Surely you have heard of the Internet security threat Heartbleed by now. But the explanations seem a bit complicated and advice to change all of your passwords yet again seems so “been there, done that.”
This is a serious matter. The short explanation is that Heartbleed is not something that infects your computer, but a flaw in the security setup of the websites you visit that could allow wrongdoers to steal some of your personal information when you visit the site. Essentially websites where the address began with https:// were thought to be secure as opposed to the plain http:// address. Then, literally because of a typo by a programmer, that was not so sure. This might not be a big problem if you are reading an online newspaper, but is a big deal if you are shopping online with your bank card or have given the site your personal information. The good news is that there is a patch the websites can apply to fix the problem and most major websites have done so. The bad news is some sites have been slower to implement the change than others and changing your password before the site has updated does not solve the problem. There are a number of sites that allow you to check whether a site is still vulnerable. I am directing our members to the LastPass Heartbleed Checker.
My colleague Laura Calloway did a very nice blog post How To Handle Heartbleed that is highly recommended reading. She notes “[m]ajor sites that were affected include Google and Gmail, Yahoo and Yahoo Mail, Dropbox, Box, Instagram, Pinterest, Tumblr, Etsy, Flickr, Minecraft, Netflix, SoundCloud and YouTube.” She also directs us to Mashable’s comprehensive list of affected sites.
Merely changing your password from “Password 1” to “Password32” or from your dog’s name to your cat’s name is not the long term solution. Today you need to be using a password manager tool that will generate and remember long, random passwords. But it is also time to strongly consider using two factor authentication for sites handling sensitive information. I wrote about both of these topics in the August 2012 Oklahoma Bar Journal. It you have not yet taken those steps, maybe you should read that article, E-mail Issues for Lawyers Today.
Two factor authentication will be painful for all of us. Essentially the future for most of us is you will log into a website by copying and pasting your password from your password manager. Then the system will text a number to your phone that you also have to enter to complete your login. Leaving your phone at home or losing it will be even more of a problem than it already is and preserving very carefully the instructions for how to log in when your phone is missing will be critical.
But we have seen this time coming for a while.
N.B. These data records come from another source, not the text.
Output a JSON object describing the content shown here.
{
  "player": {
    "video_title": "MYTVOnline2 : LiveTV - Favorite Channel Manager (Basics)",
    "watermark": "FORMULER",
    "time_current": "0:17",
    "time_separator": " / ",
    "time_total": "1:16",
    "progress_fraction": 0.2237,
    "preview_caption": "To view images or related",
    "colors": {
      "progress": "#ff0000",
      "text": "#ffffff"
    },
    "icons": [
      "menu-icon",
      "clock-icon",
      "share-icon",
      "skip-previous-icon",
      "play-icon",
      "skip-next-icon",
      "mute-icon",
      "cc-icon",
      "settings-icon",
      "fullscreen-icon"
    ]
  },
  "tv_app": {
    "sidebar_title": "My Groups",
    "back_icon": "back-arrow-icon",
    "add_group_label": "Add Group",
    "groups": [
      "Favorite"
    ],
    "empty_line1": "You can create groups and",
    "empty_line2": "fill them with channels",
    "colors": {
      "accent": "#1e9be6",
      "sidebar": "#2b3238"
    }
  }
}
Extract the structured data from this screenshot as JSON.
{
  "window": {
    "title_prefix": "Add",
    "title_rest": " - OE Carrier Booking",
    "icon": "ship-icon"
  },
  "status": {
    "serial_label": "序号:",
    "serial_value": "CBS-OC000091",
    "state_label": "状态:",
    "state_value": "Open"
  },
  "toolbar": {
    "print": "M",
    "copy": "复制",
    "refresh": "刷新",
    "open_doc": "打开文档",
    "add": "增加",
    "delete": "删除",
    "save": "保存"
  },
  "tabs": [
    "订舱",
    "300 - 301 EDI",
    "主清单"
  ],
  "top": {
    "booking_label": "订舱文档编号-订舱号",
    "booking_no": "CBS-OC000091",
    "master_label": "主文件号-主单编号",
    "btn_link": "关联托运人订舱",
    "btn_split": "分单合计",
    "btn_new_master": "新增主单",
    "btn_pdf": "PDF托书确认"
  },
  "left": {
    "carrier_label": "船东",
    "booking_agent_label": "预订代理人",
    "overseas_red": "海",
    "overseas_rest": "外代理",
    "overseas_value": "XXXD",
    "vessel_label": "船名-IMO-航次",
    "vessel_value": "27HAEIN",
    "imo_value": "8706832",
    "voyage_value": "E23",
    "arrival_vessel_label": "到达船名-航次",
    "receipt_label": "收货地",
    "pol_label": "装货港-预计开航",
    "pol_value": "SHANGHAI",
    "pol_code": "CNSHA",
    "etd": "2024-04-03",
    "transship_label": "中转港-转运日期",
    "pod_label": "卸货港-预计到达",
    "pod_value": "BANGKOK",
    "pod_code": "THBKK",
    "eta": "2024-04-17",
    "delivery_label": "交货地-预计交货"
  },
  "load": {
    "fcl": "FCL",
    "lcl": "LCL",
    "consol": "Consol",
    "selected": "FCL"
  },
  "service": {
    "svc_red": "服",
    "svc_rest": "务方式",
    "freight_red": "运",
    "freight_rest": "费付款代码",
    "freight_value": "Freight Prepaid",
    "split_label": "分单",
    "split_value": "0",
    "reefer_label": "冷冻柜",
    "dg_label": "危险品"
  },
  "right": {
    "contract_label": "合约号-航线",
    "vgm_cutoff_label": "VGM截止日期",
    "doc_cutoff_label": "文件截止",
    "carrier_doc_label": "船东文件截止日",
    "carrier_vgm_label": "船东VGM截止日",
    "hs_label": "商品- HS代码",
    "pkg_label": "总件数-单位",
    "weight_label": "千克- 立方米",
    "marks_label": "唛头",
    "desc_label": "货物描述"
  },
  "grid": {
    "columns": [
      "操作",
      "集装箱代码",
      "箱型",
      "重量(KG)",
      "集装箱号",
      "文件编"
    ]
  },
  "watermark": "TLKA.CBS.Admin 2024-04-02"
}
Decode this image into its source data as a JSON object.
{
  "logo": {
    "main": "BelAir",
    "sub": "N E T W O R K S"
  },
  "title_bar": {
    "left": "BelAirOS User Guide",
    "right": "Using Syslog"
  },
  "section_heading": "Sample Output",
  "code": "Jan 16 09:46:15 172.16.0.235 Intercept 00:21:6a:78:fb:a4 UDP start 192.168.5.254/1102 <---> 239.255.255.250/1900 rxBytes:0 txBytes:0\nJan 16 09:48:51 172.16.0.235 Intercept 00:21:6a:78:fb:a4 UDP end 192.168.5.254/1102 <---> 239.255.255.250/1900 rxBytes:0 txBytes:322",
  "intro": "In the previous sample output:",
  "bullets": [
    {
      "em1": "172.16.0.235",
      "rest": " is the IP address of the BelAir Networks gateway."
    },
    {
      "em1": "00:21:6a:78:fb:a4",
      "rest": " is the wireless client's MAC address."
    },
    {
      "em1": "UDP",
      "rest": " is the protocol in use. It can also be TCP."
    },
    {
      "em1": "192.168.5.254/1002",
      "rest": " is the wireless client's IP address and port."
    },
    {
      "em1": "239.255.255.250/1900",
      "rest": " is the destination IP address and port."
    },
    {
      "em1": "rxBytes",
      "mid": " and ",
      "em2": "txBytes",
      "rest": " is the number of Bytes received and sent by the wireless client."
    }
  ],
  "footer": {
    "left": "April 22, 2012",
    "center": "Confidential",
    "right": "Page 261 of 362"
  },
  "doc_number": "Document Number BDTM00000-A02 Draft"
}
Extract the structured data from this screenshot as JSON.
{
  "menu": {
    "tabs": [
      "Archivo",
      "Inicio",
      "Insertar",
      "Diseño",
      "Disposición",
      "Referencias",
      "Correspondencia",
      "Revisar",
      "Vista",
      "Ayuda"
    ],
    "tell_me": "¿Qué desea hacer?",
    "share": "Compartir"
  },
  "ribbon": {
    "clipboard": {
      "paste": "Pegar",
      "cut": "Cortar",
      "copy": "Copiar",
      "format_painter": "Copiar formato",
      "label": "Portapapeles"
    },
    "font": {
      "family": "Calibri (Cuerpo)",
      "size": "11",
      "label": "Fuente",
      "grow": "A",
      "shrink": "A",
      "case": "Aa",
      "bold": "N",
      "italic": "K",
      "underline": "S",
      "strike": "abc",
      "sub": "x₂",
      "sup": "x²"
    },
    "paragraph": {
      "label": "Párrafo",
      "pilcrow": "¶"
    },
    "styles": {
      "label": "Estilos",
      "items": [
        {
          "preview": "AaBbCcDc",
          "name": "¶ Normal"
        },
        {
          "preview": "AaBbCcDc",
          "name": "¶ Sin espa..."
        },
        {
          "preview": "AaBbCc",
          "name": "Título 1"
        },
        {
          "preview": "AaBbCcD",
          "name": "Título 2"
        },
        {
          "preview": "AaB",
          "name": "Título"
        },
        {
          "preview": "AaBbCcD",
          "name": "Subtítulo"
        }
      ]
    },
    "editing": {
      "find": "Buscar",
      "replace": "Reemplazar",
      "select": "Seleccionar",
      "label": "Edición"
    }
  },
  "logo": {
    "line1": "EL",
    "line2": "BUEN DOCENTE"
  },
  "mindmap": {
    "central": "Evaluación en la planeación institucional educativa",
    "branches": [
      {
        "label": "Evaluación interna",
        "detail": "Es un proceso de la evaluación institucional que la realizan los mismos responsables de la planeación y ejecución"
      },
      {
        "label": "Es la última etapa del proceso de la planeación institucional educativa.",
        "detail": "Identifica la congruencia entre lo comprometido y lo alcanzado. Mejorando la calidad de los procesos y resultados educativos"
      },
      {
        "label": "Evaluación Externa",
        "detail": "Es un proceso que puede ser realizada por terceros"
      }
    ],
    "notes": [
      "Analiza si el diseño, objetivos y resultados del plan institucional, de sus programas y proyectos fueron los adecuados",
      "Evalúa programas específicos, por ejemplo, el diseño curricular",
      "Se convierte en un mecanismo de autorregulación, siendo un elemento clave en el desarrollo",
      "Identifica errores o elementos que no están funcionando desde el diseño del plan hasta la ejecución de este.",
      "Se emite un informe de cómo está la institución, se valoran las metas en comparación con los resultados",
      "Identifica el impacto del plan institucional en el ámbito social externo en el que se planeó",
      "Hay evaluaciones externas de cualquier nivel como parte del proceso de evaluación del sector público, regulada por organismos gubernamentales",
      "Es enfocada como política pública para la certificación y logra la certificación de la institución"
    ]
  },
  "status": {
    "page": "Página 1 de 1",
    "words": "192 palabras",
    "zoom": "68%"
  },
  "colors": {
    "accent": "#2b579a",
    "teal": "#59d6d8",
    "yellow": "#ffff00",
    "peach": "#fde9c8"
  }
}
It is time. Here are some other articles to read if you still need some more convincing.
ABA Legal Technology Resource Center Lessons from Heartbleed